|We all should have a couple of laser pointers sitting in the "used to be cool toy box" There are many uses for those lasers other than the usual pointer application.|
I have used them for generating an electrical signal when detecting things. I needed a flow meter to detect the flow rate of the heat exchanger for my solar heating system. To buy a unit with high accuracy, and a readout, was in the several hundred dollar range. I found this cute German made home water meter for less than $100. It only had one pulse output for every gallon, which was not sufficiently accurate to measure the sub gallon per minute rates that were sometmes necessary. I mounted a laser pointer so that it shined through the notches on the rotating disk that was right on the flow turbine, so it turned hundreds of times to each gallon of flow, and gave multiple puldes per revolution. I mounted a photodetector in a blackened tube, and glued a lens on the front of the tube.

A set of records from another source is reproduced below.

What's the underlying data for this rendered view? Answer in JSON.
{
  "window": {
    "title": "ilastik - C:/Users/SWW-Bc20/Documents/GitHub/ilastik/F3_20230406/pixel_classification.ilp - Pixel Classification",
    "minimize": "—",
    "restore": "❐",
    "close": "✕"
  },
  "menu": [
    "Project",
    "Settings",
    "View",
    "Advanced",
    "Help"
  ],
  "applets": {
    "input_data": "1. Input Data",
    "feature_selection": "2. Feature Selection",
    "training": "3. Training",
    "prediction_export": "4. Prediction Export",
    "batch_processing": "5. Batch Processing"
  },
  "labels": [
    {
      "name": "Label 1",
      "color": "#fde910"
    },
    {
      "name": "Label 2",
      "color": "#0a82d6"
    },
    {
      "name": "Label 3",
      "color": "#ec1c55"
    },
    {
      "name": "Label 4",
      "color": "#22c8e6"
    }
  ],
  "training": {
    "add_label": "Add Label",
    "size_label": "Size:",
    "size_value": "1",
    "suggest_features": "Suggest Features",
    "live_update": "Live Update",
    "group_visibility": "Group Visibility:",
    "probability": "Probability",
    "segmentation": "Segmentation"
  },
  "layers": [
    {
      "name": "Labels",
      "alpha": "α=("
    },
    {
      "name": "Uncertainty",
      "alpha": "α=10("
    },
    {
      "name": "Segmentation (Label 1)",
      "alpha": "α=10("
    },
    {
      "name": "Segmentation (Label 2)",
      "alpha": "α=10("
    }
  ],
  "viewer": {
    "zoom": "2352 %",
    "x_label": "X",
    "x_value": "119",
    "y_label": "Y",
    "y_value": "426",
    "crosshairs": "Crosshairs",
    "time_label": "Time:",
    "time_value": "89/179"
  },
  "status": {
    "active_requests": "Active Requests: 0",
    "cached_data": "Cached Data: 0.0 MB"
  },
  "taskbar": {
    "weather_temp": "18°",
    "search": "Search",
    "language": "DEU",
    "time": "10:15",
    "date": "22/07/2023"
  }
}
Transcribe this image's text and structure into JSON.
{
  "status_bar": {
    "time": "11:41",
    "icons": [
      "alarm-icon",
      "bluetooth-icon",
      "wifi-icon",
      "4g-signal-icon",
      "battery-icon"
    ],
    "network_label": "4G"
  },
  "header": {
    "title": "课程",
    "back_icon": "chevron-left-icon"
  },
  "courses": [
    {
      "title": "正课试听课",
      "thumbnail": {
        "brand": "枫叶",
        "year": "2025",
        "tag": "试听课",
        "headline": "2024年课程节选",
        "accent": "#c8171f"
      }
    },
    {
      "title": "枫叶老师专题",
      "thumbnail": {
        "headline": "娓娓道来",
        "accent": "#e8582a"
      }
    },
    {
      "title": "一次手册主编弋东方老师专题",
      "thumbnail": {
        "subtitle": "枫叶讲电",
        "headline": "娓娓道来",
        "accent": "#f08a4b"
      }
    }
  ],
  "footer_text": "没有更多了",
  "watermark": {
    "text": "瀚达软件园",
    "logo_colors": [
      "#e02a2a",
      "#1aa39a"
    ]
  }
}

The detector assembly was focused on the notches of the rotating disk. and was able to generate a pulse stream for each rotation. This pulse was buffered, amplified and converted to a digital pulse that was read by the controlling computer to regulate the speed of the pump to produce a constant flow rate.